Marketing strategist, social and real estate entrepreneur Precious Price found financial freedom by living in a tiny home, which not only provided her with a simpler lifestyle but also eliminated her housing costs. She built a tiny house in her investment property’s backyard in Atlanta for $35,000 and earned back the investment in just two years by renting it out. Her success led her to coach others to earn five figures with short-term rentals and launch her company LANDRIFT, which is a learning platform offering insights into the real estate market to promote homeownership. In a TEDx talk, she discussed housing insecurity and the need for capital and social good in real estate.
Price decided to construct a smaller unit after feeling her three-bedroom, two-bathroom house was too large, which she had purchased for $196,000. Construction of her tiny home began in October 2020, and the original budget was $25,000. However, she ended up spending $35,836 after construction was completed in March 2021 due to some shoddy work by contractors and buying extra wood. She rented a room in her neighbor’s house while her new micro-dwelling was being built and rented out the tiny home on Airbnb to make up for overages. She later moved into the tiny house to experience tiny home living and to save money.
The cozy Atlanta abode is less than 300 sq. ft. and features everything she needs. Walking through the front door, you see the living room to the left and the dining area to the right. There is a comfy couch with extra storage underneath, and a small TV mounted high on the opposite wall provides the perfect viewing angle. The extended countertop serves as a dining nook with two stools tucked in underneath it. Beyond the nook is the kitchen, Price’s favorite area of her home, which hosts an almost full-sized refrigerator, abundant counter space and cabinets, a small induction cooktop, and a full-sized sink. A floating shelf holds a microwave and some other items, and windows and mirrors throughout the unit make it feel open and airy.
The bathroom is hidden behind a sliding barn door, with glass doors on the full-sized shower to create the illusion of a larger space. The toilet and sink are adjacent to the shower, along with a towel rack and floating shelf for extra storage. To the right of the front door is a compact office with a wall-mounted folding desk and chair, while to the left is a library ladder that leads up to the loft space sleeping area.
Price’s tiny home is basically a standalone studio apartment, and she describes it as a baby to her. The backyard, which is shared with the student tenants of the larger house, features a fire pit.
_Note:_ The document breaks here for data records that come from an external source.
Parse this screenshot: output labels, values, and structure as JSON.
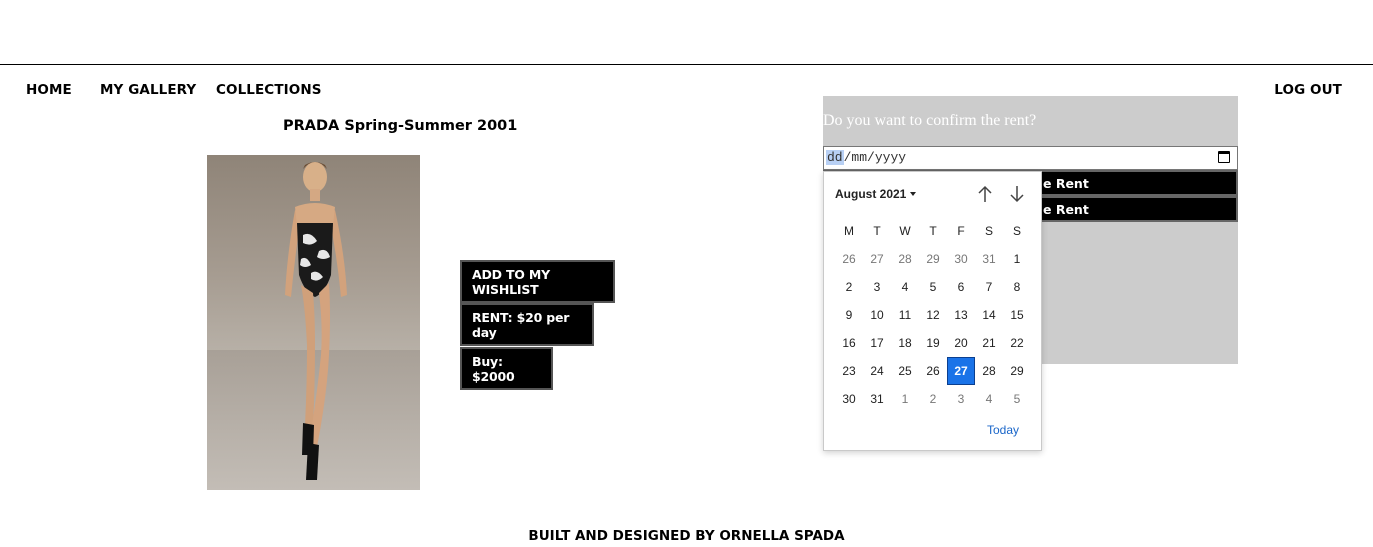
{
  "nav": {
    "home": "HOME",
    "gallery": "MY GALLERY",
    "collections": "COLLECTIONS",
    "logout": "LOG OUT"
  },
  "item": {
    "title": "PRADA Spring-Summer 2001"
  },
  "actions": {
    "wishlist": "ADD TO MY WISHLIST",
    "rent": "RENT: $20 per day",
    "buy": "Buy: $2000"
  },
  "confirm": {
    "question": "Do you want to confirm the rent?",
    "date_placeholder": {
      "dd": "dd",
      "mm": "mm",
      "yyyy": "yyyy",
      "sep": "/"
    },
    "button_1_visible_text": "e Rent",
    "button_2_visible_text": "e Rent"
  },
  "calendar": {
    "month_label": "August 2021",
    "weekdays": [
      "M",
      "T",
      "W",
      "T",
      "F",
      "S",
      "S"
    ],
    "weeks": [
      [
        {
          "d": "26",
          "m": true
        },
        {
          "d": "27",
          "m": true
        },
        {
          "d": "28",
          "m": true
        },
        {
          "d": "29",
          "m": true
        },
        {
          "d": "30",
          "m": true
        },
        {
          "d": "31",
          "m": true
        },
        {
          "d": "1",
          "m": false
        }
      ],
      [
        {
          "d": "2",
          "m": false
        },
        {
          "d": "3",
          "m": false
        },
        {
          "d": "4",
          "m": false
        },
        {
          "d": "5",
          "m": false
        },
        {
          "d": "6",
          "m": false
        },
        {
          "d": "7",
          "m": false
        },
        {
          "d": "8",
          "m": false
        }
      ],
      [
        {
          "d": "9",
          "m": false
        },
        {
          "d": "10",
          "m": false
        },
        {
          "d": "11",
          "m": false
        },
        {
          "d": "12",
          "m": false
        },
        {
          "d": "13",
          "m": false
        },
        {
          "d": "14",
          "m": false
        },
        {
          "d": "15",
          "m": false
        }
      ],
      [
        {
          "d": "16",
          "m": false
        },
        {
          "d": "17",
          "m": false
        },
        {
          "d": "18",
          "m": false
        },
        {
          "d": "19",
          "m": false
        },
        {
          "d": "20",
          "m": false
        },
        {
          "d": "21",
          "m": false
        },
        {
          "d": "22",
          "m": false
        }
      ],
      [
        {
          "d": "23",
          "m": false
        },
        {
          "d": "24",
          "m": false
        },
        {
          "d": "25",
          "m": false
        },
        {
          "d": "26",
          "m": false
        },
        {
          "d": "27",
          "m": false,
          "selected": true
        },
        {
          "d": "28",
          "m": false
        },
        {
          "d": "29",
          "m": false
        }
      ],
      [
        {
          "d": "30",
          "m": false
        },
        {
          "d": "31",
          "m": false
        },
        {
          "d": "1",
          "m": true
        },
        {
          "d": "2",
          "m": true
        },
        {
          "d": "3",
          "m": true
        },
        {
          "d": "4",
          "m": true
        },
        {
          "d": "5",
          "m": true
        }
      ]
    ],
    "today_label": "Today",
    "selected_color": "#1a73e8"
  },
  "footer": {
    "credit": "BUILT AND DESIGNED BY ORNELLA SPADA"
  },
  "colors": {
    "panel_bg": "#cccccc",
    "button_bg": "#000000"
  }
}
Her tenants pay the mortgage on the primary house, along with bringing in additional income, while she lives in the smaller house for free. This has allowed Price to get ready to look toward building an additional structure on the site.